Collected data entries
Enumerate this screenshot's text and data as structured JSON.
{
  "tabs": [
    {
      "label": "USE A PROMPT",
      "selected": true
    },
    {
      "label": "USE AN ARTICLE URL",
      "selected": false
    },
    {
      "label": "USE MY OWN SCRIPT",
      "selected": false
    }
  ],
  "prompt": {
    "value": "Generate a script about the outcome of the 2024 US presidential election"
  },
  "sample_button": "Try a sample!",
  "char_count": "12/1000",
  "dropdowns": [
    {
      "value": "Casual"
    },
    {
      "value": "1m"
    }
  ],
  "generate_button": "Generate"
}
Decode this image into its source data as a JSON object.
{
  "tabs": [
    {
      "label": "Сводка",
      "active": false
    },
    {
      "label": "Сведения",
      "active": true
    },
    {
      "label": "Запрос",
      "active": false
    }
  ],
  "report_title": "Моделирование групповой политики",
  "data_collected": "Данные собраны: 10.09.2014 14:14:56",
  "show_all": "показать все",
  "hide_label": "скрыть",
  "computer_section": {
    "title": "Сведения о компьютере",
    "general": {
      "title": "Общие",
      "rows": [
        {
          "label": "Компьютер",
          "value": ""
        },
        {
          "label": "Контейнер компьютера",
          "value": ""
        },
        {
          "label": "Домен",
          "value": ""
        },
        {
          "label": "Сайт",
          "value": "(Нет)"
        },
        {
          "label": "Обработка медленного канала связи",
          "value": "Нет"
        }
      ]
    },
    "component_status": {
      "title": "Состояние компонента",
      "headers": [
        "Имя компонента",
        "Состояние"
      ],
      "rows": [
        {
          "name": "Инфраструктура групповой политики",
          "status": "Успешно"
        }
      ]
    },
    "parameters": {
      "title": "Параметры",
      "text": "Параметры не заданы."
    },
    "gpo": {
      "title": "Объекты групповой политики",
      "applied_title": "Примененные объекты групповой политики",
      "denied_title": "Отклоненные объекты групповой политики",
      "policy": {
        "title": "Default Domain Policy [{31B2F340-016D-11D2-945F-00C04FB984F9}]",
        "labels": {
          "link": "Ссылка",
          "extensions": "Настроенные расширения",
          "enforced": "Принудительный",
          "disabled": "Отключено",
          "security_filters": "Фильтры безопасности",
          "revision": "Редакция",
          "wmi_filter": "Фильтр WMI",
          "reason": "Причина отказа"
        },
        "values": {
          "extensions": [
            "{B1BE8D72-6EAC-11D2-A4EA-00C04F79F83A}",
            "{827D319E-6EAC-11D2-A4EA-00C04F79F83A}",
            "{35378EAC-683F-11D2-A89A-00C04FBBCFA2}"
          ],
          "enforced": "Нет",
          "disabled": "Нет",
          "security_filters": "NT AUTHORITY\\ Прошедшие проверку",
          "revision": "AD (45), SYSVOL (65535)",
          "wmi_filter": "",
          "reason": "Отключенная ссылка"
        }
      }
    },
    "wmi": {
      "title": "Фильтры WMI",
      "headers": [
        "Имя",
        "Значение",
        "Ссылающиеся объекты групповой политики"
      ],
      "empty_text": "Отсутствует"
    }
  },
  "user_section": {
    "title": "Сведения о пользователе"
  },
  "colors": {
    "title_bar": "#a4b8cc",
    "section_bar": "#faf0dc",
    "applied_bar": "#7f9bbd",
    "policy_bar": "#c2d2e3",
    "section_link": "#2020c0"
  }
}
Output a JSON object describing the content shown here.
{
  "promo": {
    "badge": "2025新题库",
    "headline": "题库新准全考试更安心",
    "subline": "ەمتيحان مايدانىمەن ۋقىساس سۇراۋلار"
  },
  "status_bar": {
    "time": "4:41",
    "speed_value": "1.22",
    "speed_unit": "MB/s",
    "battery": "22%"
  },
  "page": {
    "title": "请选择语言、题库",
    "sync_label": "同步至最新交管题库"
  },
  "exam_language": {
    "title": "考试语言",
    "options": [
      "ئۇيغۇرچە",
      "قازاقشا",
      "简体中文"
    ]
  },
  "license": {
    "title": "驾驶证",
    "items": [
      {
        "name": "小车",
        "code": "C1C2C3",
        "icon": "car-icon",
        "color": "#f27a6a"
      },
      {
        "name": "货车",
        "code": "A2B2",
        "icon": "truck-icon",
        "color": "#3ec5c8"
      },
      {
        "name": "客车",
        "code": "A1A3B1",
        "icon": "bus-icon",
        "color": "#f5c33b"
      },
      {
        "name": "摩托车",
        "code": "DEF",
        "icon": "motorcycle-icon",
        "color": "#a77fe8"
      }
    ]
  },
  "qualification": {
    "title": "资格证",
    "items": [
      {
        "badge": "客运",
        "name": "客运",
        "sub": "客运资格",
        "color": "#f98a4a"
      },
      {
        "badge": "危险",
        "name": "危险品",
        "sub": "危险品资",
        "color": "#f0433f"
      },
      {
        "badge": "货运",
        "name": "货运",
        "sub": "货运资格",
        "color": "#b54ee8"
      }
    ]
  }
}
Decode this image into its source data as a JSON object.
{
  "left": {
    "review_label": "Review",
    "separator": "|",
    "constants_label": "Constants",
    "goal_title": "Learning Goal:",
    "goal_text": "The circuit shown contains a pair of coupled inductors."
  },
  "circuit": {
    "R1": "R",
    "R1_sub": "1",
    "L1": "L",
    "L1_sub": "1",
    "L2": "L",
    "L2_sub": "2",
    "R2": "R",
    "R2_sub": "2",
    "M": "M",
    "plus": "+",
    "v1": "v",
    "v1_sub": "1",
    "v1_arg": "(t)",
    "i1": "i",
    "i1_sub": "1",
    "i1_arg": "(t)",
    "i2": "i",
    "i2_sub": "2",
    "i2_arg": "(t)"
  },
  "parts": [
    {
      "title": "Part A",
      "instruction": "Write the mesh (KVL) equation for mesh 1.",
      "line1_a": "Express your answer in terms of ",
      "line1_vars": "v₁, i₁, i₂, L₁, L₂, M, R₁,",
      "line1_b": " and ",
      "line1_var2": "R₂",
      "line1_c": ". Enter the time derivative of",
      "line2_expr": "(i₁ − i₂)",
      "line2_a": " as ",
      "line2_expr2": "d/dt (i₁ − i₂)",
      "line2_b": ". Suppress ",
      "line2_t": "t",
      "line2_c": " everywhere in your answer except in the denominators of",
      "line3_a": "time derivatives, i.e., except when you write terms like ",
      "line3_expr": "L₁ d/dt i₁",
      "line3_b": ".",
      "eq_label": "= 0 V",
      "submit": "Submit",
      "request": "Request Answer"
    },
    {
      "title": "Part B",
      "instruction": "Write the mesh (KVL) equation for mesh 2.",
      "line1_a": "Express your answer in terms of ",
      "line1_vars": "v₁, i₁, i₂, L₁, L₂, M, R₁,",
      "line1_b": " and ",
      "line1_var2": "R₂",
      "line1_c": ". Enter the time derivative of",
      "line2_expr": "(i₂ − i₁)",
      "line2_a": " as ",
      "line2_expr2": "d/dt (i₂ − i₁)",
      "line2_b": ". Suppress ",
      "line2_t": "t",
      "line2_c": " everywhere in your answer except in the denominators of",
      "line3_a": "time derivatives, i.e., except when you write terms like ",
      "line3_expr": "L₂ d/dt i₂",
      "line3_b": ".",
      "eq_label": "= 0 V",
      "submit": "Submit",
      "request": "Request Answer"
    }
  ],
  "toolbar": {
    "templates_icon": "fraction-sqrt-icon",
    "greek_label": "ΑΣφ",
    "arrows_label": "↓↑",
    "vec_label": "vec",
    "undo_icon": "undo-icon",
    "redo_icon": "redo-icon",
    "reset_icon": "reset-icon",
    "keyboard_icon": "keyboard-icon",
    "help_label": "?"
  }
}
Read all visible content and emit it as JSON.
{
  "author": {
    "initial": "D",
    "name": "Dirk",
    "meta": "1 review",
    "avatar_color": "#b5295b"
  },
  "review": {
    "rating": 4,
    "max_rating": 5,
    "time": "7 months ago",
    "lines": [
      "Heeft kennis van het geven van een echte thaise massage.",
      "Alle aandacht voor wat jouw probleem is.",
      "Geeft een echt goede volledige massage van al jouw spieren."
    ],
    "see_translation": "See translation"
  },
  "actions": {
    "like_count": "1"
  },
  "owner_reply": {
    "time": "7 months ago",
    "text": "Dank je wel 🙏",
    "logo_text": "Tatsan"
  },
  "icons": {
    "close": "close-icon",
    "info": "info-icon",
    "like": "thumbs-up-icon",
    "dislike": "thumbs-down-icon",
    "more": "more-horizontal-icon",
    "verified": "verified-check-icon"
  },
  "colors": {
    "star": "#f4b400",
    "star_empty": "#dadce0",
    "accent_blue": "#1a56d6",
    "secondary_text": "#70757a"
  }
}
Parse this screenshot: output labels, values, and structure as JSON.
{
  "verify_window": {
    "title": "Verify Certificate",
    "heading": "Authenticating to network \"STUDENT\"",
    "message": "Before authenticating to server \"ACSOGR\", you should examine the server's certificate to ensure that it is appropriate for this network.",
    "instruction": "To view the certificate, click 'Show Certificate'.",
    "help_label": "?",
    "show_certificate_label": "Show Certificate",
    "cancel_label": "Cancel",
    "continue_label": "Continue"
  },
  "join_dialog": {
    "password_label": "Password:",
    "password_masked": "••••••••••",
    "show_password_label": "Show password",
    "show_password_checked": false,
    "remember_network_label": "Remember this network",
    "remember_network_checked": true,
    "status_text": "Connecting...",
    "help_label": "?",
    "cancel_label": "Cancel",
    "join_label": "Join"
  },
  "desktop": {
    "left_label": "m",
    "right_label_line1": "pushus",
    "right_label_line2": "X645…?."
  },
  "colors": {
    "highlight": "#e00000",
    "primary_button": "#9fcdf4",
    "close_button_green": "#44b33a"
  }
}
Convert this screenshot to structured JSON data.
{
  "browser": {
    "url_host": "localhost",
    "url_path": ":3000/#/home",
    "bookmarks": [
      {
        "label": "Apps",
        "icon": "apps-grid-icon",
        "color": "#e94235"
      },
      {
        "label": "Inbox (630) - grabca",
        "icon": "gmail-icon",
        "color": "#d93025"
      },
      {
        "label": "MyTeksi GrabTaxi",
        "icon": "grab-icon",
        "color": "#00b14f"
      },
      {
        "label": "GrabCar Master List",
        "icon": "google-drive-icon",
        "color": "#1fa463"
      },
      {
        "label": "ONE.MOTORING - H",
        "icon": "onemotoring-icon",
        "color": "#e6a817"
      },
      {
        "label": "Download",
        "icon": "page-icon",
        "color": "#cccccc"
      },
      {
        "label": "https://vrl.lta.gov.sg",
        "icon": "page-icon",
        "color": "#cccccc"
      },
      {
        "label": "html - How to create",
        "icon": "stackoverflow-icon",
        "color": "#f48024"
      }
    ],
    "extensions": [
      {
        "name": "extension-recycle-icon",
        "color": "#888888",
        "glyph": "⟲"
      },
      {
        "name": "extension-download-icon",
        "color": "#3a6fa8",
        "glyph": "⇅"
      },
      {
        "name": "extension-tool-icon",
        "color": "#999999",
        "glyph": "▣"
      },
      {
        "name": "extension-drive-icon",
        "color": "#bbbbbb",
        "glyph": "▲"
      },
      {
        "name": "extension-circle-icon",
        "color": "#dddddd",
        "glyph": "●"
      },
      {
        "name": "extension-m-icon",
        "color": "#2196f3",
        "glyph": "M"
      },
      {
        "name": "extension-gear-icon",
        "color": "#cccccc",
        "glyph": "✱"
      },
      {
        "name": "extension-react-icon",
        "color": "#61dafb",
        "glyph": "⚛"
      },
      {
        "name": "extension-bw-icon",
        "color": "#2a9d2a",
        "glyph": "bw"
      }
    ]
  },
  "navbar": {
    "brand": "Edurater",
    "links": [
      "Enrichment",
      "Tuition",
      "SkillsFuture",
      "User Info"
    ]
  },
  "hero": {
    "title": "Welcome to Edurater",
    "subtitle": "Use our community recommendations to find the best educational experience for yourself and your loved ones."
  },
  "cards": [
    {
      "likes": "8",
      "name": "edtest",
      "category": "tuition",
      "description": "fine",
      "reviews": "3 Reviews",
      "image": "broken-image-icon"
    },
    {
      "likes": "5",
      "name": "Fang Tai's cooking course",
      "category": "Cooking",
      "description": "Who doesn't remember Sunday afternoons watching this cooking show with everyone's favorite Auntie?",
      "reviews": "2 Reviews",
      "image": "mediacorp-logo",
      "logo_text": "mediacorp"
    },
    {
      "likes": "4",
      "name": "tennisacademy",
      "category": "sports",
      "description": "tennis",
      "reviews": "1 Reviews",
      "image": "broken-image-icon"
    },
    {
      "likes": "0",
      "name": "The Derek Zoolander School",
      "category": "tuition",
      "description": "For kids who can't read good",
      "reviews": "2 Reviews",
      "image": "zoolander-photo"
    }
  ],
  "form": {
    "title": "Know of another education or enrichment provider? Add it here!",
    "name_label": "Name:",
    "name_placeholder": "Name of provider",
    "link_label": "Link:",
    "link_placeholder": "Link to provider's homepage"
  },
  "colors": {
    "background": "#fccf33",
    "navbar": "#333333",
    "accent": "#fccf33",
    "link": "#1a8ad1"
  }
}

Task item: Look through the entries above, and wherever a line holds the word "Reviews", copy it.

Solution to this task:
      "reviews": "3 Reviews",
      "reviews": "2 Reviews",
      "reviews": "1 Reviews",
      "reviews": "2 Reviews",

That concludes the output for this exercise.